There is no doubt that congressional approval ratings of Congress are at an all-time low. Also, fewer people today identify themselves with either major party and an increasing percentage of Americans consider themselves “independents.” But, there is another polling answer that many overlook: more people consider themselves conservative than liberal. Also, the ranks of those who consider themselves conservative is growing at a faster rate than those who consider themselves liberal. It is ironic that most pundits consider Congress today highly polarized while the electorate considers itself increasingly moderate or conservative and independent. If these polls are correct, then somewhere along the line some threshold will be breached and both the ultra-liberal and the ultra-conservative will lose power in Congress. Because of congressional districting, not all at either end of the spectrum will be eliminated, nor should they be. But, to assert that we have to rip apart our Constitutional system to break alleged gridlock is absurd. We are in the middle of a shift in political attitudes as we have been throughout our history and we are still here. That is a testament to the beauty of our system. If the Tea Party is extreme, then we should see a mellowing of it in the future. Even Nancy Pelosi’s and Charles Rangel’s incumbencies are not without limits. Nor are the incumbencies of the staunchest conservatives in Congress.

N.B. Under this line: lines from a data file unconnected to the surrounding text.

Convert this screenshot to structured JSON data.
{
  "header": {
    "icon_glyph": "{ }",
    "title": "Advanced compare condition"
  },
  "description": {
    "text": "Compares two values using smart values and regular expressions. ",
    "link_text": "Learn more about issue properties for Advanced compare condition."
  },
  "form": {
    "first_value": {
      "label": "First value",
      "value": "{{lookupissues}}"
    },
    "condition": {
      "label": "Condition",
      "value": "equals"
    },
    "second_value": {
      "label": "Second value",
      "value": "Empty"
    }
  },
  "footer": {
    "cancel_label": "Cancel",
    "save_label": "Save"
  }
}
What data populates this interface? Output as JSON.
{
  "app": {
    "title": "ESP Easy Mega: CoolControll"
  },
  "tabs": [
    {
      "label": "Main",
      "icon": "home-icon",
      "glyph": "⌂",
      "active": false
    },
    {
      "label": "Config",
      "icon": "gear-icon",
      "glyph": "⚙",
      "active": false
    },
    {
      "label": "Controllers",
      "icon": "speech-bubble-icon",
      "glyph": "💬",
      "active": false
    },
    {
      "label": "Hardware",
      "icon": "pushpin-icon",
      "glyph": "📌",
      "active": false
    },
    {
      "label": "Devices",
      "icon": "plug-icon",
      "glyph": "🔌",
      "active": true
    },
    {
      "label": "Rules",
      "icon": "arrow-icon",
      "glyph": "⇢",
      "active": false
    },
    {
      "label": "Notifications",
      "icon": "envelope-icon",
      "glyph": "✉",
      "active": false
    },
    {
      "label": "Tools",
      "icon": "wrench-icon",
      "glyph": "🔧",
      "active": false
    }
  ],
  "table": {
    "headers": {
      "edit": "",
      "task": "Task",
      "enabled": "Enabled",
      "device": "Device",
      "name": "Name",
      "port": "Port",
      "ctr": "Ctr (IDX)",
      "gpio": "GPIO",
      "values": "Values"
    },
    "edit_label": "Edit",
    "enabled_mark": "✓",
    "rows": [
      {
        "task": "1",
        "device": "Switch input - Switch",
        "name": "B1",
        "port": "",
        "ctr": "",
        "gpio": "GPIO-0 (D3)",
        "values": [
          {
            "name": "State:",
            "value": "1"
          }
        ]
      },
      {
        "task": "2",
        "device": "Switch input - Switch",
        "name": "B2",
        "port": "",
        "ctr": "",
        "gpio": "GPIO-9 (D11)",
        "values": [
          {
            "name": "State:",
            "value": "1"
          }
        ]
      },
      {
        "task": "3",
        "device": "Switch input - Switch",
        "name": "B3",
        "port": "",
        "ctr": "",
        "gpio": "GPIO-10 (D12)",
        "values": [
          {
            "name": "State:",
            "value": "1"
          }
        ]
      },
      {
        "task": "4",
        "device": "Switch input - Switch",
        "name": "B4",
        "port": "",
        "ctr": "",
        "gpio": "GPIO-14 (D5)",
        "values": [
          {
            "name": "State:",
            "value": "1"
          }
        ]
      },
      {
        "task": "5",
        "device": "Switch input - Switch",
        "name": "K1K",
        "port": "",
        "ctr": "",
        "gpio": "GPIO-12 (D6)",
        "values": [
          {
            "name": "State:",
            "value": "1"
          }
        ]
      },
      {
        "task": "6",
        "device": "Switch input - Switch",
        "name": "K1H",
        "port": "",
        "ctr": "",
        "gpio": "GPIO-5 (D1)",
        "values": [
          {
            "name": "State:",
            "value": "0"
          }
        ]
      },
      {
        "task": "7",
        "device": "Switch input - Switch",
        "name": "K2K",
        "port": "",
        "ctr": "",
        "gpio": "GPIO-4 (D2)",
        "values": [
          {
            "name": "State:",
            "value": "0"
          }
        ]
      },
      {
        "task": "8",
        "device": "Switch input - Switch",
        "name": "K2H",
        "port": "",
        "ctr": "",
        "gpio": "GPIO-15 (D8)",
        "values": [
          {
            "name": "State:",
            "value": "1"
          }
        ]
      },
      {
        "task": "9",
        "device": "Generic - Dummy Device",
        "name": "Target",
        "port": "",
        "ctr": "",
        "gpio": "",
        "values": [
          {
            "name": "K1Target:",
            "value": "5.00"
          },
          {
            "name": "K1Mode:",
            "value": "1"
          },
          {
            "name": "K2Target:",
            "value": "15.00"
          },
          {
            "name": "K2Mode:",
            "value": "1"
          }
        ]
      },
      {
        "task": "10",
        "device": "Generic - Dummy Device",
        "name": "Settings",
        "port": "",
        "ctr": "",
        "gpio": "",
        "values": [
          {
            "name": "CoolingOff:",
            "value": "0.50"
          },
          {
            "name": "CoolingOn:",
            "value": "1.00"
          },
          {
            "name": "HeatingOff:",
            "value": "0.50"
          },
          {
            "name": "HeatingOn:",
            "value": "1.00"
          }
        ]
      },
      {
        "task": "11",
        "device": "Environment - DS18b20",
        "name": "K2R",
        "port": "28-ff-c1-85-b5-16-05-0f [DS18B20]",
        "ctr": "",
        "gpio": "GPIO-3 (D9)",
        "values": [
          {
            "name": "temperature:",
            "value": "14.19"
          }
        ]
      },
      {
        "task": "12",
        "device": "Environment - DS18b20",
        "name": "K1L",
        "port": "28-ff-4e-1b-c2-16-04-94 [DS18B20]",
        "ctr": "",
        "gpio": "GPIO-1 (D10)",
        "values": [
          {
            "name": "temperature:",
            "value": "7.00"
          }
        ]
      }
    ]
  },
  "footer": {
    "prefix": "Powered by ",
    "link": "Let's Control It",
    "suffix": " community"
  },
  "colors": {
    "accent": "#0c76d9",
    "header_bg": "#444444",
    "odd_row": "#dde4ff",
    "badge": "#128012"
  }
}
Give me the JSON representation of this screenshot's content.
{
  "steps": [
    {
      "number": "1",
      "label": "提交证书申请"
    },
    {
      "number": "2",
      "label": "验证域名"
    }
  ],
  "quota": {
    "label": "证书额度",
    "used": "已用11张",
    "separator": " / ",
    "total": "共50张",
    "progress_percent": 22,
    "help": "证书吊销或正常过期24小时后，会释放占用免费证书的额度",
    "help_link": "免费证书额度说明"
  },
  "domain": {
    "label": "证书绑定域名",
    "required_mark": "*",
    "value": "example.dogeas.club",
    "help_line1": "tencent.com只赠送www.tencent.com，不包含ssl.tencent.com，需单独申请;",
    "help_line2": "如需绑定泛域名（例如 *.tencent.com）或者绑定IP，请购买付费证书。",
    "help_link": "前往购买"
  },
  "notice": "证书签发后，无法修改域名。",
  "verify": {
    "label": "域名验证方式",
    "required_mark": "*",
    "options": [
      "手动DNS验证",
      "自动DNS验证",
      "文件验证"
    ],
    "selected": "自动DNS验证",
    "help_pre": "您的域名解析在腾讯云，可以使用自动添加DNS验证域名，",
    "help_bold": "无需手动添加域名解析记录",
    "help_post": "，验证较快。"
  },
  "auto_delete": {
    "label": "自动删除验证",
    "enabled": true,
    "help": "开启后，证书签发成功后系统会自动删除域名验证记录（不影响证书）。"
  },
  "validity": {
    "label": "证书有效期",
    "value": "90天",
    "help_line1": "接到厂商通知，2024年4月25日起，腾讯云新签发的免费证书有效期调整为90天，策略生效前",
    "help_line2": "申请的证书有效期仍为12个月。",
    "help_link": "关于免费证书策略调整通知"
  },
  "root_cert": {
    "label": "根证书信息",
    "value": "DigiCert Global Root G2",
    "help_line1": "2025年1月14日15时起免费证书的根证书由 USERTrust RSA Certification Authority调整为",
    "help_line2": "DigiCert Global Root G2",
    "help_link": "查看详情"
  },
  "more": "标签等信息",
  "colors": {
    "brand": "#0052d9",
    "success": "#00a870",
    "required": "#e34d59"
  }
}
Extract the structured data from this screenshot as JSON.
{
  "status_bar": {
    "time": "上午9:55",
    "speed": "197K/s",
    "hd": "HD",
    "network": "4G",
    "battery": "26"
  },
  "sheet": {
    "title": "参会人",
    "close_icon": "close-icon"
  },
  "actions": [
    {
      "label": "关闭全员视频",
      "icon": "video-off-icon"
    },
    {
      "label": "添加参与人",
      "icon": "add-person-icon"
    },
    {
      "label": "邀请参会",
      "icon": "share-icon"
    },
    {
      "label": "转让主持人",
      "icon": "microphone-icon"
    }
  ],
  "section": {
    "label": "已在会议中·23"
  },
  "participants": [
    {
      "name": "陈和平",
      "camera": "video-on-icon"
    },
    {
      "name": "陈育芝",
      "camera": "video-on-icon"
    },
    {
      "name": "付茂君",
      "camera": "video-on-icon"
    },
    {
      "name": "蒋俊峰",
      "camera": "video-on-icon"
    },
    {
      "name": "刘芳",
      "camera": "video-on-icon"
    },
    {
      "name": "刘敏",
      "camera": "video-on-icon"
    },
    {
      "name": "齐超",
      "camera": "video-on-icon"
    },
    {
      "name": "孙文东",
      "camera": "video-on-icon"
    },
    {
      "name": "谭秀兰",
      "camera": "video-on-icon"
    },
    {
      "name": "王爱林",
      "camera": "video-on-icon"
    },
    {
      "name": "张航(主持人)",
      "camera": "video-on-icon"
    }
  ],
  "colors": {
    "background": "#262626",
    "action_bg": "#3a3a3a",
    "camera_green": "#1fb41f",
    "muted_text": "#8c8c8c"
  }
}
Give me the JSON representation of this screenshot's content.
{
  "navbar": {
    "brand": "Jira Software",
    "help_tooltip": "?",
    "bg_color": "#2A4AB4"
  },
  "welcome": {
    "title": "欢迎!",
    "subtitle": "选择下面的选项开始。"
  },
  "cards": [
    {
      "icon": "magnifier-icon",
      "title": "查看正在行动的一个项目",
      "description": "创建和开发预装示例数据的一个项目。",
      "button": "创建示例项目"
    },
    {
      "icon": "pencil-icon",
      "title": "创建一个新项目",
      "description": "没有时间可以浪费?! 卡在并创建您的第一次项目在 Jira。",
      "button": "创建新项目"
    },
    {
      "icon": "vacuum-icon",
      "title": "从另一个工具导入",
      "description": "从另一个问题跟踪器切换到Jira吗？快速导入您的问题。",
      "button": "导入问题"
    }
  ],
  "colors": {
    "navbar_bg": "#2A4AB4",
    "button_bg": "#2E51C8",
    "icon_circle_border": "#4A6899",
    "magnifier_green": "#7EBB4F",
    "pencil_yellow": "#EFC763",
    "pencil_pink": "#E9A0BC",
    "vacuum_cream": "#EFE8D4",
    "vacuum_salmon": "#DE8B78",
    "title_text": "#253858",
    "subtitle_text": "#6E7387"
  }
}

As proof of these changes in political attitudes, one need look no further than the gay marriage issue and how it fared in ballot referendums this year. Prior to 2012, gay marriage was defeated everywhere it made the ballot, including California. This year, it was approved in three states and a ban against it defeated in a fourth. Although the LGBT community and their liberal allies will likely use this as proof of “changing attitudes,” you need to also look at the margins by which these measures passed. In rather liberal states, they garnered slightly more than 50% of the vote- hardly overwhelming majorities which signal a huge change in attitudes. Hence, like political “polarization” in general, this issue will remain at the forefront of social issues just as the concerns over the national debt and the future of the American economy will dominate on the fiscal front. In the end, it not necessarily polarization that is the issue, but a necessary adjustment in reaction to Obama’s policies.
Some have suggested that the Tea Party itself should “break away” from the GOP and be a stand-alone political party. I hope to show in part 2 how that would spell not disaster for the Republican Party, but for conservatism itself in this country. This is a series of articles I have been meaning to write for some time now and feel that now is best in the wake of this past election. These alleged reforms, like the alleged “problems,” need to be analyzed, parsed, and addressed.